Search This Blog

Sunday, September 30, 2007

Business Unusual - Going Beyond The Ordinary

By George Chingarande

If a man is called to be a street sweeper, he should sweep streets even as Michelangelo painted, or Beethoven played music, or Shakespeare wrote poetry. He should sweep streets so well that the hosts of heaven and earth will pause to say, here lived a great street sweeper who did his job well. (Martin Luther King Jr)

Erik Weihenmayer is undoubtedly a famous and successful man. He has a series of stellar achievements under his belt. In May 2000 he successful climbed to the top of Mt Everest. On September 5, 2002 he became one of only a few people to reach the top of all the Seven Summits (the highest peaks on each of the seven continents) when he reached the top of Mt Kosciusko in Australia. He has been featured on the front cover of reputed magazines such Time, and Outside and Climbing. He has been a guest on popular television shows such as The Oprah Winfrey Show, NBC's Today, Tonight Show, and Night News with Tom Brokaw. He is also author of the successful book Touch the top of the World. That is remarkable by any standard, but even more remarkable is that he is blind. He lost his sight at the age of 13. Hence, when he climbed the Seven Summits, he made history by becoming the first handicapped person to do so.

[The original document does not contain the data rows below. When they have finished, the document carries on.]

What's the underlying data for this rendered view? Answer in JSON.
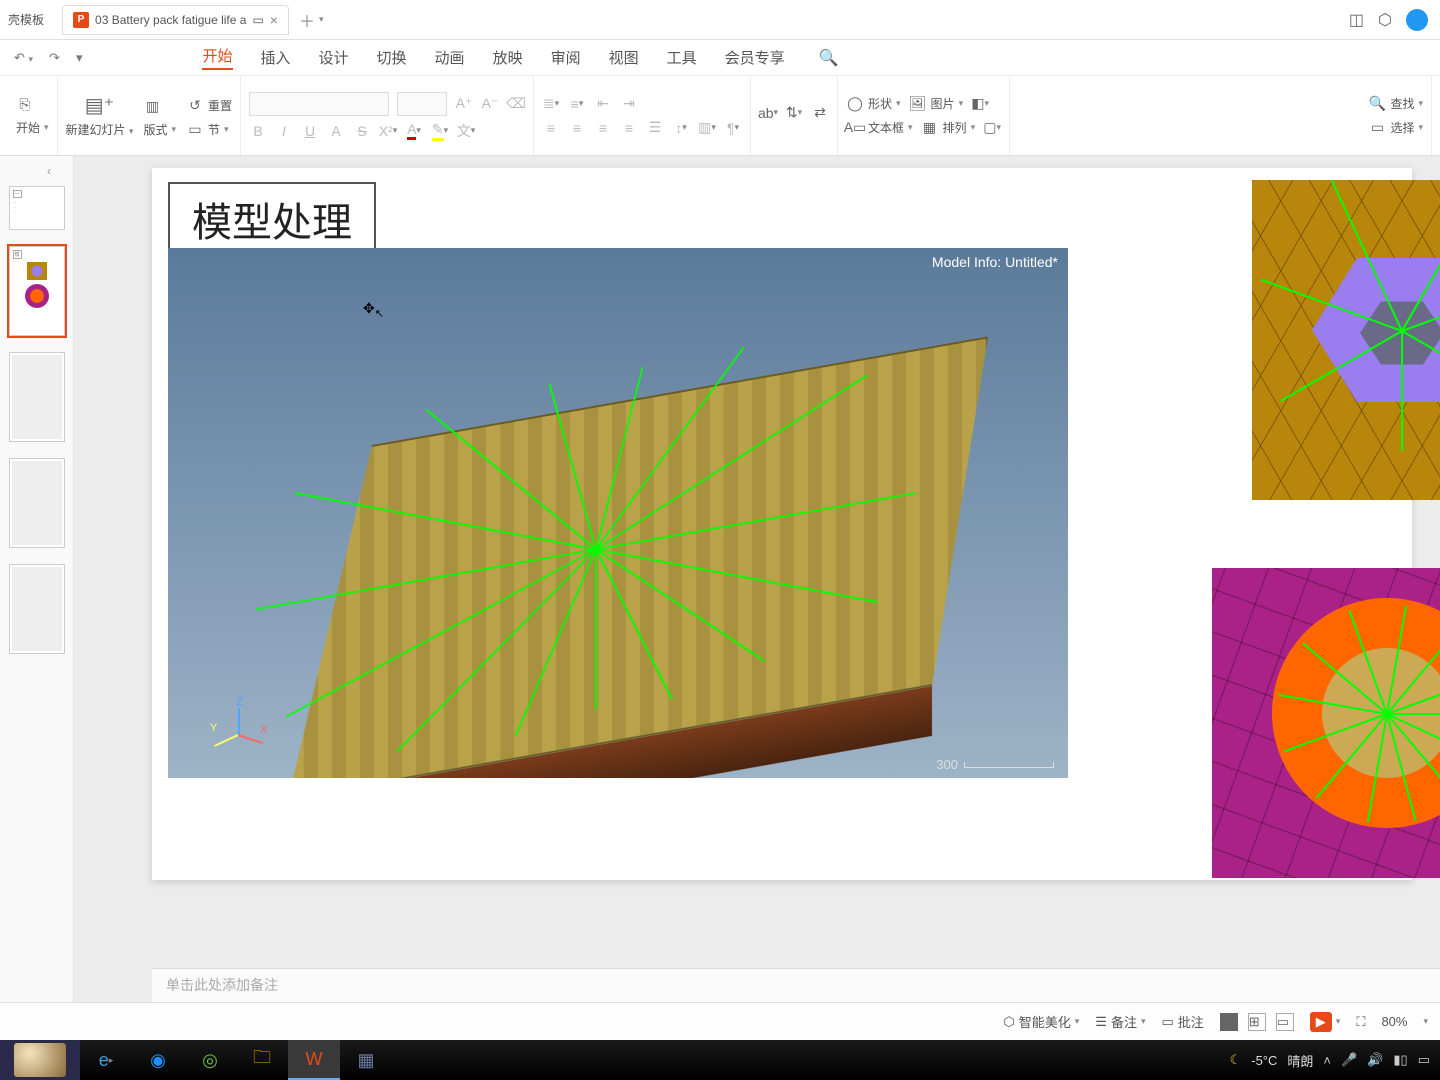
{
  "tabs": {
    "template_tab": "壳模板",
    "file_tab": "03 Battery pack fatigue life a",
    "file_icon_letter": "P"
  },
  "menu": {
    "items": [
      "开始",
      "插入",
      "设计",
      "切换",
      "动画",
      "放映",
      "审阅",
      "视图",
      "工具",
      "会员专享"
    ],
    "active_index": 0
  },
  "ribbon": {
    "start_dd": "开始",
    "new_slide": "新建幻灯片",
    "layout": "版式",
    "reset": "重置",
    "section": "节",
    "shape": "形状",
    "picture": "图片",
    "textbox": "文本框",
    "arrange": "排列",
    "find": "查找",
    "select": "选择",
    "font_fmt_tip": "文"
  },
  "slide": {
    "title": "模型处理",
    "model_info": "Model Info: Untitled*",
    "scale_value": "300",
    "axis": {
      "x": "X",
      "y": "Y",
      "z": "Z"
    }
  },
  "notes_placeholder": "单击此处添加备注",
  "status": {
    "smart": "智能美化",
    "notes": "备注",
    "comments": "批注",
    "zoom": "80%"
  },
  "taskbar": {
    "weather_temp": "-5°C",
    "weather_cond": "晴朗"
  }
}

It is not my intention to dwell on the folly of accepting, nursing and nurturing excuses in this installment, however so early I choose not to resist the temptation to declare that there is no can't. Anything can be accomplished by any person who dedicates him/herself to the task this year. Suffice it to say that blindness and all other obstacles, physical or otherwise, may tower in a person's path but they can neither define, nor stop, nor confine nor relegate that person to a place of failure or poverty without that person's permission. Where one will be at the end of this year has little to do with the obstacles or difficulties that now stand in the way. Obstacles present opportunities for greatness. In a free world one can become as great as he decides to be and works for.

The focus today is on what we shall call business unusual. Like will always attract like, and a seed will always produce fruit after its kind. An orange seed will always yield oranges. In the same manner a superlative approach will yield super results, but shoddiness and carelessness give birth to poor quality. It matters what you bring into 2007 and into the arena of life. You have probably set goals and made resolutions already, but what mentality did you bring to bear on the process? A winning mentality will produce victory but an underdog mentality will surely produce failure and defeat. Likewise a handicap mentality will whisper to you that you are a dwarf, only a small rural priest in the game of cardinals and popes therefore undeserving of the cream of life. The size of a person's resolutions and goals for 2007 is not a reflection or measure of that person's ability or potential but an indication of who he thinks he is not. If you think you are not a champion you will not set goals like a champion and you will not act like a champion. Instead by your thoughts and actions, you will confine and relegate yourself to smallness.

Winners think and act like champions and losers think and act like losers, and this begins at the stage of resolutions and ambitions. There is a rowdy dwarf and a gentle giant inside each one of us. The impudent midget always shouts at us and declares, "This far shall you go in life and no farther. There is a river that cannot be bridged in front and for that matter there is also a scary lion in the path ahead." The gentle giant prods us gently and encourages us saying, "There is much more to achieve why are you settling for little? Why are you too willing to die before you are fully born? What does it benefit the world for one more tulip to whither before it blooms?" The truth is that for every tulip, and for everyone there comes that day when the risk to remain shut up in the bud becomes greater than the risk to bloom. I believe 2007 is that year. The voice that each of us listens to, encourages and promotes especially at the moment that we set our agendas is what will determine what the future will be. Winners wrestle the small dwarf to the ground and take the counsel of the gentle giant. They defy, like Erik, their handicaps.

Each one of us has handicaps. Erik's is blindness. For others it is physical disability but for some it is an inferiority complex or poor self esteem. To some it is poverty and lack of capital or formal education or a seemingly lowly and unrewarding career. What is important is not the label given to your handicap but how you respond to it. And respond you must.

If your complaint is that your career is too lowly, I put it to you that Erik did not achieve fame by excelling at rocket science but at a lowly thing such as walking up the mountains. Ronaldino did not become a millionaire by discovering the secrets of atomic physics, but by perfecting the art of kicking that inflated animal skin that they call a football. Winners are ordinary people who do common things in an uncommon way. They are common people who learn to do common things so extraordinarily well that none can improve on them, and by so doing they make their services indispensable. They go beyond the ordinary. They understand that thoroughness and exactitude in little matters is the very soul and heart of excellence. They understand that merit, no matter under what skin color or gender or nationality found, will in the long run attract recognition and reward.

Mantra of the week:
Winners are ordinary people who dare to do extraordinary feats, and common people who do common assignments in an uncommon manner.

Tip of the Week:
Do your work so well that the heavens will say this is tr4ully the work of a great master. Go beyond the ordinary.

 

No comments: